──────── LISTED ENTRIES ────────

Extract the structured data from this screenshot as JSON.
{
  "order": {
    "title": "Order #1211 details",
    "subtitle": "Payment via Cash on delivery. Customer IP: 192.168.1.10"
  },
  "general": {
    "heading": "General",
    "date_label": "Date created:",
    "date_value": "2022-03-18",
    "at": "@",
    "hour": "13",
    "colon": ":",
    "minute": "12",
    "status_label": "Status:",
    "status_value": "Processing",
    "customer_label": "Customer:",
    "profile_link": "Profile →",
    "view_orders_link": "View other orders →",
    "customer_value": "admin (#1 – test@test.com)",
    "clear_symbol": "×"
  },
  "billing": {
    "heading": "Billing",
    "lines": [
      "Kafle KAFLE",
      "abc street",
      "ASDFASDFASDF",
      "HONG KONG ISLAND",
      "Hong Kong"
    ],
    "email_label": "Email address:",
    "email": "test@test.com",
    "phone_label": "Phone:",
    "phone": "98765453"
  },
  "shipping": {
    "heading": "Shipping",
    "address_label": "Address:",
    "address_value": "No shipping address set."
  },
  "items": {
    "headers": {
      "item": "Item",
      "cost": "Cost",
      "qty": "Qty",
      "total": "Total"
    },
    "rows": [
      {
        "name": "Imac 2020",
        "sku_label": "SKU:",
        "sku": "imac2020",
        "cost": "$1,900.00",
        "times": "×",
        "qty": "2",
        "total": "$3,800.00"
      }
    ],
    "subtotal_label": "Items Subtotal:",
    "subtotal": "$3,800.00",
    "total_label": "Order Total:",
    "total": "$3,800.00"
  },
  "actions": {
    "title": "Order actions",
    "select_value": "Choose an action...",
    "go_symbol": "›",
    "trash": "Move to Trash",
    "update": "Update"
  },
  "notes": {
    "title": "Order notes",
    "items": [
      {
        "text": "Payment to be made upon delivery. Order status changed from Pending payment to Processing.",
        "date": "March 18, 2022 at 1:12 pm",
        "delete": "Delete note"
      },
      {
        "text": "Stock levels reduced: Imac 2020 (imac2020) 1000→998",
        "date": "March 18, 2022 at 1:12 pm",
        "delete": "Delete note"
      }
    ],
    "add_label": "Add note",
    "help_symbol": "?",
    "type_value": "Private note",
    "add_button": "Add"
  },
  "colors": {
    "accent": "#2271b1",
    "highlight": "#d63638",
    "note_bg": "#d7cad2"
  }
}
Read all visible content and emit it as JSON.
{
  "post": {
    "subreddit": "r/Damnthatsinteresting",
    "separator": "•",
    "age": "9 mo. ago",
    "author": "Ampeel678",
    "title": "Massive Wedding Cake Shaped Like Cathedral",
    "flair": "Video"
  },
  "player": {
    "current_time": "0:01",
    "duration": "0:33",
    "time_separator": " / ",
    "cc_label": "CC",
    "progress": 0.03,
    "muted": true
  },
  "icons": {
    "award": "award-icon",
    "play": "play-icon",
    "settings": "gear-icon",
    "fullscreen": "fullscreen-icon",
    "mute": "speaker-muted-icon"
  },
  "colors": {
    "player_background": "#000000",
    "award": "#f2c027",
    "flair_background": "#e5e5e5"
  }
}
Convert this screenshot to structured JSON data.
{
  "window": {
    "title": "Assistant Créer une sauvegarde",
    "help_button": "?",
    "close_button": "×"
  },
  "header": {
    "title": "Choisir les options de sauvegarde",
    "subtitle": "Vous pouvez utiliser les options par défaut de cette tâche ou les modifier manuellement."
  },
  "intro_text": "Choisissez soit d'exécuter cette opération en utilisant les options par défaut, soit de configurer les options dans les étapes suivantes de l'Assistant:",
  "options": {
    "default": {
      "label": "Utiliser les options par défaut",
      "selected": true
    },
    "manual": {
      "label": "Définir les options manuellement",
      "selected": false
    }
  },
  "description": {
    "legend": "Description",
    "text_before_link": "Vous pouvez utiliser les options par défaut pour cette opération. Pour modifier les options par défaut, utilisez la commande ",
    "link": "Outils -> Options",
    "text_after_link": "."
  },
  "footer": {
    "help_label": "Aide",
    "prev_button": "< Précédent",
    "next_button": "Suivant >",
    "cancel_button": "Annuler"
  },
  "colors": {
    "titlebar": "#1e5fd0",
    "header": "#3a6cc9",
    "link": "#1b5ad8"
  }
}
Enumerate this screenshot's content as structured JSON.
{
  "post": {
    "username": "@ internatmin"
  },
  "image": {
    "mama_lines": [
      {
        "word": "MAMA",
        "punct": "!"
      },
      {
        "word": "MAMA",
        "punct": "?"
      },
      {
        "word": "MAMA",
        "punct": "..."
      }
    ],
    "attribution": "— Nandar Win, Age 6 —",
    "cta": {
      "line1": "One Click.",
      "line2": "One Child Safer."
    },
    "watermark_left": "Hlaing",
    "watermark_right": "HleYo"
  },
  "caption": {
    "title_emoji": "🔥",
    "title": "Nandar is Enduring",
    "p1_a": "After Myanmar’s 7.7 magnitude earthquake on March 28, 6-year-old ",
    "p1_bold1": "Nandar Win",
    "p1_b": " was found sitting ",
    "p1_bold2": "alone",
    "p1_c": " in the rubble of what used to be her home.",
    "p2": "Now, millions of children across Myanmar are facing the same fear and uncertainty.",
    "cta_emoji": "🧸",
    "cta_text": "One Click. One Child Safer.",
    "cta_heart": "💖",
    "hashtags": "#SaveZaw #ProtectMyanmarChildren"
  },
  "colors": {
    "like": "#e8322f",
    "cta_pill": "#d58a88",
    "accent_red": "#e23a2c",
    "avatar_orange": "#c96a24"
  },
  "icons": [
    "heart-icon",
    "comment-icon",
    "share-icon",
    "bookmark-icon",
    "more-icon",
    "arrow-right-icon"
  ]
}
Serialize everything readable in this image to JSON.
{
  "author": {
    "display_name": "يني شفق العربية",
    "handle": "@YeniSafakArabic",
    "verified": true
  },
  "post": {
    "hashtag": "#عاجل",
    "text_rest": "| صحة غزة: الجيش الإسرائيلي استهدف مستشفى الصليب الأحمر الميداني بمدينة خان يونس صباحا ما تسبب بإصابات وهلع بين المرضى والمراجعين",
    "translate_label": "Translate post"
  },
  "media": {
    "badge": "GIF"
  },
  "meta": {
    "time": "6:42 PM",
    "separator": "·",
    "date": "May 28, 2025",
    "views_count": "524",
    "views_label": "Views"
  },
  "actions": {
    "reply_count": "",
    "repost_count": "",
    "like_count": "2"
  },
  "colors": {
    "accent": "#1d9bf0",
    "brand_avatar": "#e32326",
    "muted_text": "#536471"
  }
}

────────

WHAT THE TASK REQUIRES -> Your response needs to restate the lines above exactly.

RESULT OF THE TASK ->
Extract the structured data from this screenshot as JSON.
{
  "order": {
    "title": "Order #1211 details",
    "subtitle": "Payment via Cash on delivery. Customer IP: 192.168.1.10"
  },
  "general": {
    "heading": "General",
    "date_label": "Date created:",
    "date_value": "2022-03-18",
    "at": "@",
    "hour": "13",
    "colon": ":",
    "minute": "12",
    "status_label": "Status:",
    "status_value": "Processing",
    "customer_label": "Customer:",
    "profile_link": "Profile →",
    "view_orders_link": "View other orders →",
    "customer_value": "admin (#1 – test@test.com)",
    "clear_symbol": "×"
  },
  "billing": {
    "heading": "Billing",
    "lines": [
      "Kafle KAFLE",
      "abc street",
      "ASDFASDFASDF",
      "HONG KONG ISLAND",
      "Hong Kong"
    ],
    "email_label": "Email address:",
    "email": "test@test.com",
    "phone_label": "Phone:",
    "phone": "98765453"
  },
  "shipping": {
    "heading": "Shipping",
    "address_label": "Address:",
    "address_value": "No shipping address set."
  },
  "items": {
    "headers": {
      "item": "Item",
      "cost": "Cost",
      "qty": "Qty",
      "total": "Total"
    },
    "rows": [
      {
        "name": "Imac 2020",
        "sku_label": "SKU:",
        "sku": "imac2020",
        "cost": "$1,900.00",
        "times": "×",
        "qty": "2",
        "total": "$3,800.00"
      }
    ],
    "subtotal_label": "Items Subtotal:",
    "subtotal": "$3,800.00",
    "total_label": "Order Total:",
    "total": "$3,800.00"
  },
  "actions": {
    "title": "Order actions",
    "select_value": "Choose an action...",
    "go_symbol": "›",
    "trash": "Move to Trash",
    "update": "Update"
  },
  "notes": {
    "title": "Order notes",
    "items": [
      {
        "text": "Payment to be made upon delivery. Order status changed from Pending payment to Processing.",
        "date": "March 18, 2022 at 1:12 pm",
        "delete": "Delete note"
      },
      {
        "text": "Stock levels reduced: Imac 2020 (imac2020) 1000→998",
        "date": "March 18, 2022 at 1:12 pm",
        "delete": "Delete note"
      }
    ],
    "add_label": "Add note",
    "help_symbol": "?",
    "type_value": "Private note",
    "add_button": "Add"
  },
  "colors": {
    "accent": "#2271b1",
    "highlight": "#d63638",
    "note_bg": "#d7cad2"
  }
}
Read all visible content and emit it as JSON.
{
  "post": {
    "subreddit": "r/Damnthatsinteresting",
    "separator": "•",
    "age": "9 mo. ago",
    "author": "Ampeel678",
    "title": "Massive Wedding Cake Shaped Like Cathedral",
    "flair": "Video"
  },
  "player": {
    "current_time": "0:01",
    "duration": "0:33",
    "time_separator": " / ",
    "cc_label": "CC",
    "progress": 0.03,
    "muted": true
  },
  "icons": {
    "award": "award-icon",
    "play": "play-icon",
    "settings": "gear-icon",
    "fullscreen": "fullscreen-icon",
    "mute": "speaker-muted-icon"
  },
  "colors": {
    "player_background": "#000000",
    "award": "#f2c027",
    "flair_background": "#e5e5e5"
  }
}
Convert this screenshot to structured JSON data.
{
  "window": {
    "title": "Assistant Créer une sauvegarde",
    "help_button": "?",
    "close_button": "×"
  },
  "header": {
    "title": "Choisir les options de sauvegarde",
    "subtitle": "Vous pouvez utiliser les options par défaut de cette tâche ou les modifier manuellement."
  },
  "intro_text": "Choisissez soit d'exécuter cette opération en utilisant les options par défaut, soit de configurer les options dans les étapes suivantes de l'Assistant:",
  "options": {
    "default": {
      "label": "Utiliser les options par défaut",
      "selected": true
    },
    "manual": {
      "label": "Définir les options manuellement",
      "selected": false
    }
  },
  "description": {
    "legend": "Description",
    "text_before_link": "Vous pouvez utiliser les options par défaut pour cette opération. Pour modifier les options par défaut, utilisez la commande ",
    "link": "Outils -> Options",
    "text_after_link": "."
  },
  "footer": {
    "help_label": "Aide",
    "prev_button": "< Précédent",
    "next_button": "Suivant >",
    "cancel_button": "Annuler"
  },
  "colors": {
    "titlebar": "#1e5fd0",
    "header": "#3a6cc9",
    "link": "#1b5ad8"
  }
}
Enumerate this screenshot's content as structured JSON.
{
  "post": {
    "username": "@ internatmin"
  },
  "image": {
    "mama_lines": [
      {
        "word": "MAMA",
        "punct": "!"
      },
      {
        "word": "MAMA",
        "punct": "?"
      },
      {
        "word": "MAMA",
        "punct": "..."
      }
    ],
    "attribution": "— Nandar Win, Age 6 —",
    "cta": {
      "line1": "One Click.",
      "line2": "One Child Safer."
    },
    "watermark_left": "Hlaing",
    "watermark_right": "HleYo"
  },
  "caption": {
    "title_emoji": "🔥",
    "title": "Nandar is Enduring",
    "p1_a": "After Myanmar’s 7.7 magnitude earthquake on March 28, 6-year-old ",
    "p1_bold1": "Nandar Win",
    "p1_b": " was found sitting ",
    "p1_bold2": "alone",
    "p1_c": " in the rubble of what used to be her home.",
    "p2": "Now, millions of children across Myanmar are facing the same fear and uncertainty.",
    "cta_emoji": "🧸",
    "cta_text": "One Click. One Child Safer.",
    "cta_heart": "💖",
    "hashtags": "#SaveZaw #ProtectMyanmarChildren"
  },
  "colors": {
    "like": "#e8322f",
    "cta_pill": "#d58a88",
    "accent_red": "#e23a2c",
    "avatar_orange": "#c96a24"
  },
  "icons": [
    "heart-icon",
    "comment-icon",
    "share-icon",
    "bookmark-icon",
    "more-icon",
    "arrow-right-icon"
  ]
}
Serialize everything readable in this image to JSON.
{
  "author": {
    "display_name": "يني شفق العربية",
    "handle": "@YeniSafakArabic",
    "verified": true
  },
  "post": {
    "hashtag": "#عاجل",
    "text_rest": "| صحة غزة: الجيش الإسرائيلي استهدف مستشفى الصليب الأحمر الميداني بمدينة خان يونس صباحا ما تسبب بإصابات وهلع بين المرضى والمراجعين",
    "translate_label": "Translate post"
  },
  "media": {
    "badge": "GIF"
  },
  "meta": {
    "time": "6:42 PM",
    "separator": "·",
    "date": "May 28, 2025",
    "views_count": "524",
    "views_label": "Views"
  },
  "actions": {
    "reply_count": "",
    "repost_count": "",
    "like_count": "2"
  },
  "colors": {
    "accent": "#1d9bf0",
    "brand_avatar": "#e32326",
    "muted_text": "#536471"
  }
}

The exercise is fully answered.